What is it with Indians in the 21st century obsessing about an eclipse? Having spent a considerable part of the previous hundred years living with power cuts, an extra hour in the dark is certainly not headline news. Wednesday’s outage, in sharp contradistinction to the man-made variety, comes with adequate warning, as it has ever since Thales of Miletus predicted the first solar hide-and-seek in 585 BC. Most of us will probably have slept through the dawn penumbra, umbra and antumbra, in any case, and the rare early bird would have a celestial reason for some extra shut-eye. So why the fuss?
Be very sure fuss there will be. A godawful one at that. For the next 24 hours you will be subjected to the passage of the moon across the sun caught on television camera. Every excruciating second of the seven-minute spectacle will be analysed on the squawk box for hours. Astronomers and astrologers will have been pulled out of the woodwork to give hysterical anchors time to catch their breath, religious fervour will be captured from across the country, even the monkey in the zoo will be shot sporting a solar filter. The misery does not end there. Newspapers the morning after will have ‘Star gazers gathering food for thought’, ‘Sun worshippers swaying to a cosmic dance’, and ‘Cocks crowing twice’. All in big bold type. And all alongside images of a suspiciously similar dark circle. The three-ring media circus will have its day in the sun.

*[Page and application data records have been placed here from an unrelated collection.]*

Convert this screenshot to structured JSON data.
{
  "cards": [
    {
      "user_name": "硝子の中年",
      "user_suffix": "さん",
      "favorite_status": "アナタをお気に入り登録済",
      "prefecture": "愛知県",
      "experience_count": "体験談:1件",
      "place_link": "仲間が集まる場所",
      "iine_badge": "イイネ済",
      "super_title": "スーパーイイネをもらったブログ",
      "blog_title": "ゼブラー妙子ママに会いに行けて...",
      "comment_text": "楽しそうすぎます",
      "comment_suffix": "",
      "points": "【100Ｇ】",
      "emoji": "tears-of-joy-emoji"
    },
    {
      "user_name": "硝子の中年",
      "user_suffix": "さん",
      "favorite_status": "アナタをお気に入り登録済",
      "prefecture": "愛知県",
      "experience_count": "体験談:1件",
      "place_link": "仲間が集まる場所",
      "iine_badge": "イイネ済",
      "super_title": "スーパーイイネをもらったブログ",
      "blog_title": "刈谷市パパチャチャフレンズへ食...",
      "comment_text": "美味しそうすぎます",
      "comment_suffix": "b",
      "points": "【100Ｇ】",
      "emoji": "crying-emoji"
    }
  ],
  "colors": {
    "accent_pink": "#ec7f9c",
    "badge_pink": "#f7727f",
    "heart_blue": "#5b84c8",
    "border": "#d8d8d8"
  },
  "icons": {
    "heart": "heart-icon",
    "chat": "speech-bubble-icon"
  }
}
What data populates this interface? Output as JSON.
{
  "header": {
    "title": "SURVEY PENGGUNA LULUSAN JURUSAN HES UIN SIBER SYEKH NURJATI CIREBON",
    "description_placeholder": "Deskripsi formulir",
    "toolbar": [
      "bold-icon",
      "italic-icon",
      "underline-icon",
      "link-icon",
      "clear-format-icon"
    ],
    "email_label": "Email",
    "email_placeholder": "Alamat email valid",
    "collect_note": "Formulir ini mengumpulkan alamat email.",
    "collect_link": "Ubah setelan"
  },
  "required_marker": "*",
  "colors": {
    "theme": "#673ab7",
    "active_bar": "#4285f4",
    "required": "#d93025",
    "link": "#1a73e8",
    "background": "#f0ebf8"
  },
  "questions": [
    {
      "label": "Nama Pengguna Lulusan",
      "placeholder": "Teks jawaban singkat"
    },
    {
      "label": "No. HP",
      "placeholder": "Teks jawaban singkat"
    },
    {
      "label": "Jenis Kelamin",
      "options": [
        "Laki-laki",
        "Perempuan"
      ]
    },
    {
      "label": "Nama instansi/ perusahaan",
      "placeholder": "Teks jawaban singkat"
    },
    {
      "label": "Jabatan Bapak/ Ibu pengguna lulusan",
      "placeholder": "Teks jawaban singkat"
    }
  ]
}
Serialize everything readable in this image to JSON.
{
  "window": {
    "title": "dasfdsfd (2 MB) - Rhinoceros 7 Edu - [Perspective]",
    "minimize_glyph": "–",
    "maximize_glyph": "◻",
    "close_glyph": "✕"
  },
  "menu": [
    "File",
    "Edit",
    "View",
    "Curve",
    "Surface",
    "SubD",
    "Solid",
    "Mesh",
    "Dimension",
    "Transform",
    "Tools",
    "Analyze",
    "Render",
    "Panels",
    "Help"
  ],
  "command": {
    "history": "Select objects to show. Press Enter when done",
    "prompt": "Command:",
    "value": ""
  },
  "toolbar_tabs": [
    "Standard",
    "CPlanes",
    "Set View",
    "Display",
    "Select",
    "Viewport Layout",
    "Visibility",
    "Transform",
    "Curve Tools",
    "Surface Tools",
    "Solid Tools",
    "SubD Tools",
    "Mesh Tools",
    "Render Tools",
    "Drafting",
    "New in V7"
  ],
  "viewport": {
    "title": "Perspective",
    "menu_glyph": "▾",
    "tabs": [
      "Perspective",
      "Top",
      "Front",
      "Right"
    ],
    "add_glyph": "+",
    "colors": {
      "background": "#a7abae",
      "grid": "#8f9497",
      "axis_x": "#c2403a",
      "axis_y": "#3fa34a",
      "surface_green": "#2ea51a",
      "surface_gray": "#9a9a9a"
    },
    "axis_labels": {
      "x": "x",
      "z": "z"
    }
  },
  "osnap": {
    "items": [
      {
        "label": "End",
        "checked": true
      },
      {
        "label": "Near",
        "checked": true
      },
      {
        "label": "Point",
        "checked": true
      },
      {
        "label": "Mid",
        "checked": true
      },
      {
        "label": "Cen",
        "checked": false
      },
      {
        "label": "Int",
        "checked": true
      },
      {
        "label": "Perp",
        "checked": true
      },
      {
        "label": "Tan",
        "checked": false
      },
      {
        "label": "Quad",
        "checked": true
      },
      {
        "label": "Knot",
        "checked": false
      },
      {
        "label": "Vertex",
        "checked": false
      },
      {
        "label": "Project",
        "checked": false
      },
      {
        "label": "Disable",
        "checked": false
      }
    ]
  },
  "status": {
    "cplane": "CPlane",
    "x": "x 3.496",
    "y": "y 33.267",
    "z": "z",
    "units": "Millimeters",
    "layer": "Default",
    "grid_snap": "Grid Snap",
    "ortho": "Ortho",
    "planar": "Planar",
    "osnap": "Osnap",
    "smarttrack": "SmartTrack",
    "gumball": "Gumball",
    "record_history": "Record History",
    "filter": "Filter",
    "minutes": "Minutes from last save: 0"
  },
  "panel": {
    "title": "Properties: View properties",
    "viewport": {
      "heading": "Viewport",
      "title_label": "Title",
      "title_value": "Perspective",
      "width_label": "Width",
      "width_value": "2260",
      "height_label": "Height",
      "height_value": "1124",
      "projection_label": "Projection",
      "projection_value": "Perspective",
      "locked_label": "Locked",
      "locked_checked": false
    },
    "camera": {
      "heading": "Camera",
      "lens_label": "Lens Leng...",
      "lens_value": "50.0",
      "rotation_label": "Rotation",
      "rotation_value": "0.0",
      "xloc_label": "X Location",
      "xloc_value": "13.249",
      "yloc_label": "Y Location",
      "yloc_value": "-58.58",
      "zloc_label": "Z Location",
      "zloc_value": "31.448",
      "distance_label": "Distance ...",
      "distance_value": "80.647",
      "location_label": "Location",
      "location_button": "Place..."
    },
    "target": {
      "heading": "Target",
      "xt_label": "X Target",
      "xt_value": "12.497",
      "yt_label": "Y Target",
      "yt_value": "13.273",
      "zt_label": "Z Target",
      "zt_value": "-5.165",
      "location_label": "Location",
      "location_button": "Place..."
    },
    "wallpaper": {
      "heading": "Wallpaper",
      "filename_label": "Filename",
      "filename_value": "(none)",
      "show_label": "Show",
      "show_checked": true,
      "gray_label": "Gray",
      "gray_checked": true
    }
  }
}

Those of us who shut our eyes to the longest eclipse of the sun this side of the millennium will have to pay the price. There’s one way out though. Grab a pair of those special sunglasses they hawk during these events, and keep them on all of today.